History
P.T. Barnum of "The Barnum & Bailey Circus" bought 760 acres of undeveloped land just west of Denver and platted a subdivision in 1882. He paid $11,000 for the land. From this project, some years later, another development company continued where P.T. Barnum left off, subdividing farther south along Morrison Road. In a 1946 newspaper article (describing the town of Westwood) it says, "one of the most thriving and upcoming little cities in the west...Westwood, Colorado."

Today
Westwood is a dense, predominately single-family residential neighborhood in southwest Denver with a population of 16,569 [2015]. In Westwood, 79.95% percent of residents are Latino, 11% are white, 1% Native American, 6% Asian, and 1% is African American. A large proportion of the population is recently arrived, mostly Mexican immigrants. More than 23.17% [2015] of residents do not speak English, and over 13% of births are to foreign mothers. The average annual wage in Westwood is $42,837 [2015] and that’s compared to $71,146 of median household income of residents in Denver Metro. Over 87% of children attending Westwood public schools qualified for free and reduced lunch in 2007. The neighborhood has many assets, including rich and unique cultural diversity. A committed team of diverse residents and organizations are working tirelessly to promote healthy eating and active living and economic opportunity in Westwood. The coalition has diverse participants from multiple sectors, strong resident participation, and a resident vision for a walkable, bikeable, active community.
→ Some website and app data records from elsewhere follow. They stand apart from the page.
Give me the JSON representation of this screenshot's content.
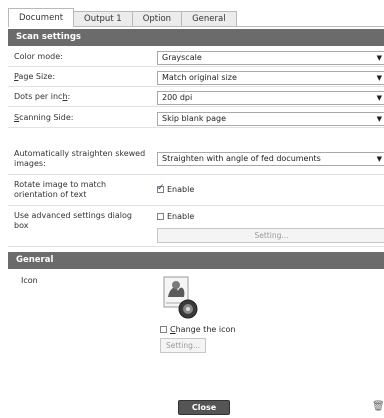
{
  "tabs": [
    "Document",
    "Output 1",
    "Option",
    "General"
  ],
  "scan_settings": {
    "header": "Scan settings",
    "color_mode": {
      "label": "Color mode:",
      "value": "Grayscale"
    },
    "page_size": {
      "label_first": "P",
      "label_rest": "age Size:",
      "value": "Match original size"
    },
    "dpi": {
      "label_pre": "Dots per inc",
      "label_u": "h",
      "label_post": ":",
      "value": "200 dpi"
    },
    "scanning_side": {
      "label_first": "S",
      "label_rest": "canning Side:",
      "value": "Skip blank page"
    },
    "straighten": {
      "label": "Automatically straighten skewed images:",
      "value": "Straighten with angle of fed documents"
    },
    "rotate": {
      "label": "Rotate image to match orientation of text",
      "checkbox": "Enable",
      "checked": true
    },
    "advanced": {
      "label": "Use advanced settings dialog box",
      "checkbox": "Enable",
      "checked": false,
      "button": "Setting..."
    }
  },
  "general": {
    "header": "General",
    "icon_label": "Icon",
    "change_icon_first": "C",
    "change_icon_rest": "hange the icon",
    "change_icon_checked": false,
    "setting_button": "Setting..."
  },
  "footer": {
    "close": "Close",
    "delete_icon": "trash-icon"
  }
}
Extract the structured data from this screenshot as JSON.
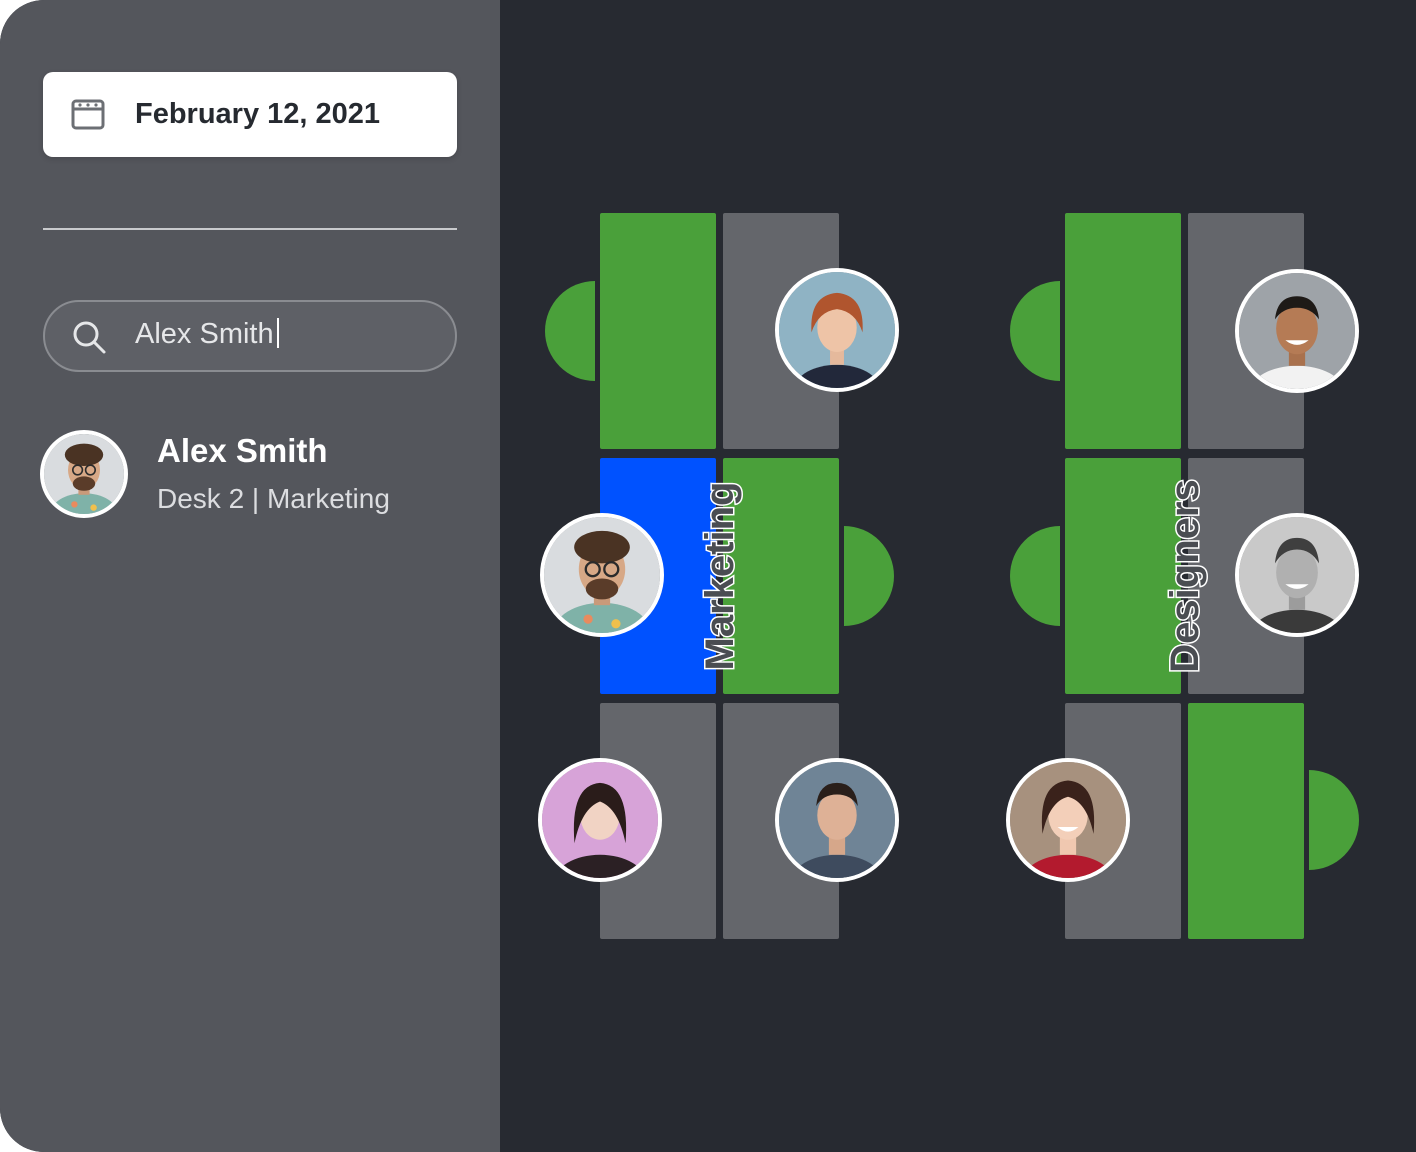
{
  "sidebar": {
    "date": {
      "label": "February 12, 2021",
      "icon": "calendar-icon"
    },
    "search": {
      "icon": "search-icon",
      "value": "Alex Smith"
    },
    "result": {
      "name": "Alex Smith",
      "detail": "Desk 2 | Marketing",
      "avatar": "alex-smith-avatar"
    }
  },
  "floorplan": {
    "teams": [
      {
        "label": "Marketing"
      },
      {
        "label": "Designers"
      }
    ],
    "legend_colors": {
      "free": "#4aa03a",
      "taken": "#64666b",
      "selected": "#0052ff"
    },
    "desk_status": {
      "marketing": [
        "free",
        "taken",
        "selected",
        "free",
        "taken",
        "taken"
      ],
      "designers": [
        "free",
        "taken",
        "free",
        "taken",
        "taken",
        "free"
      ]
    }
  },
  "colors": {
    "sidebar_bg": "#54565c",
    "canvas_bg": "#272a31",
    "free": "#4aa03a",
    "taken": "#64666b",
    "selected": "#0052ff"
  }
}
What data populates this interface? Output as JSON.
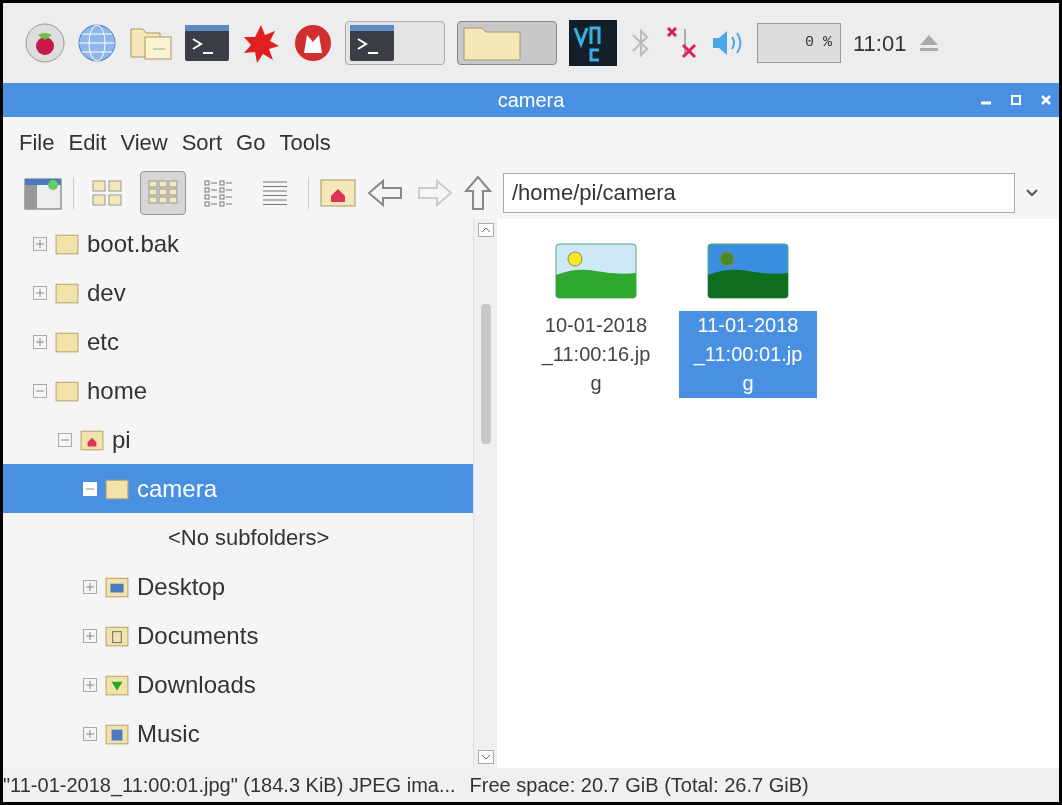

Source: The Piton Foundation
More Info: Denver Community Planning and Development
Print